* _HOW TO COMPLETE THIS TASK_:
In the records that follow, count the lines where the string "icon" appears, and give the count with nothing added.

(App and web page records)
=== Section Start ===
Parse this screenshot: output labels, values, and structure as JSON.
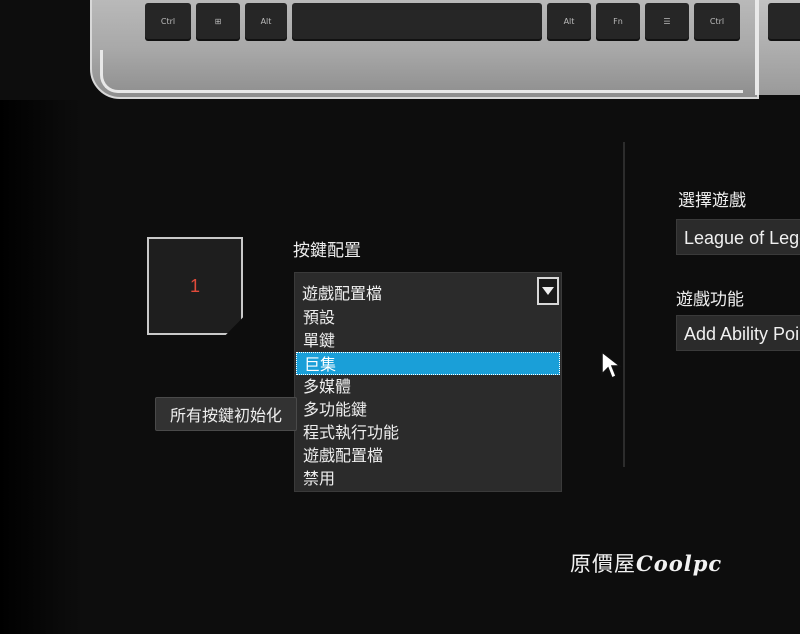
{
  "keyboard": {
    "keys": [
      "Ctrl",
      "⊞",
      "Alt",
      "",
      "Alt",
      "Fn",
      "☰",
      "Ctrl"
    ]
  },
  "key_panel": {
    "selected_key_number": "1",
    "reset_all_label": "所有按鍵初始化"
  },
  "key_config": {
    "label": "按鍵配置",
    "current_value": "遊戲配置檔",
    "options": [
      "預設",
      "單鍵",
      "巨集",
      "多媒體",
      "多功能鍵",
      "程式執行功能",
      "遊戲配置檔",
      "禁用"
    ],
    "highlighted_option": "巨集"
  },
  "right_panel": {
    "select_game_label": "選擇遊戲",
    "select_game_value": "League of Legends",
    "game_function_label": "遊戲功能",
    "game_function_value": "Add Ability Points"
  },
  "watermark": {
    "text_cn": "原價屋",
    "brand": "Coolpc"
  },
  "colors": {
    "highlight": "#1a9fd8",
    "key_number": "#e04a3a",
    "background": "#0d0d0d"
  }
}
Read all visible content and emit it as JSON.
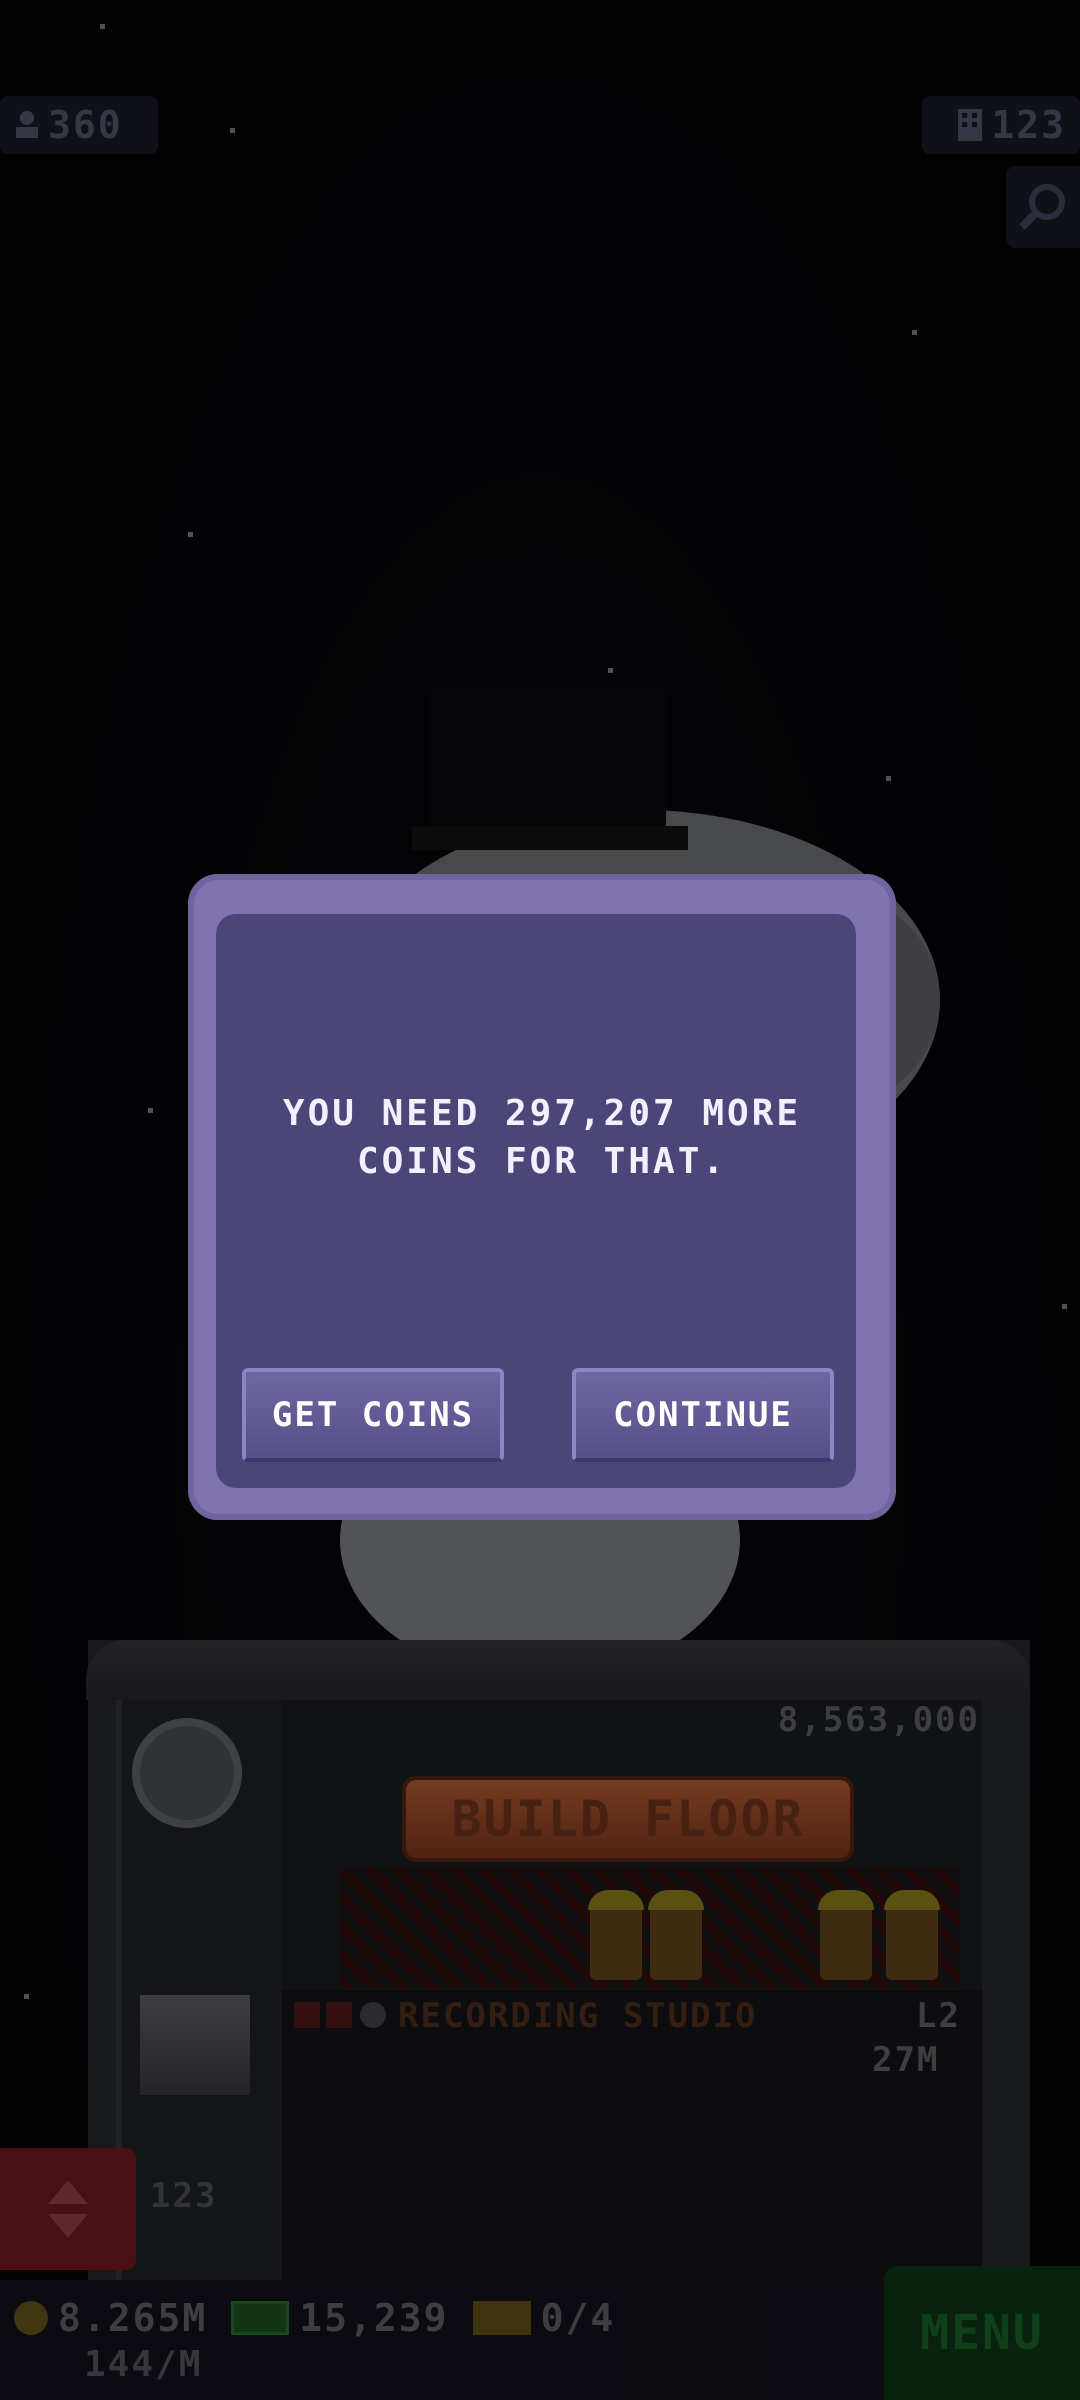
{
  "top_bar": {
    "population": "360",
    "population_icon": "person-icon",
    "floors": "123",
    "floors_icon": "building-icon",
    "search_icon": "magnifier-icon"
  },
  "tower": {
    "build_cost": "8,563,000",
    "build_floor_label": "BUILD FLOOR",
    "floor_name": "RECORDING STUDIO",
    "floor_level": "L2",
    "floor_income": "27M",
    "elevator_floor": "123"
  },
  "dialog": {
    "message": "YOU NEED 297,207 MORE COINS FOR THAT.",
    "get_coins_label": "GET COINS",
    "continue_label": "CONTINUE"
  },
  "bottom_bar": {
    "coins": "8.265M",
    "coin_rate": "144/M",
    "bux": "15,239",
    "tickets": "0/4",
    "menu_label": "MENU"
  },
  "colors": {
    "dialog_frame": "#7f73b2",
    "dialog_body": "#4b4677",
    "button": "#6f67a4",
    "menu": "#1d6e2e"
  }
}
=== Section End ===
* _WRITTEN ANSWER_:
3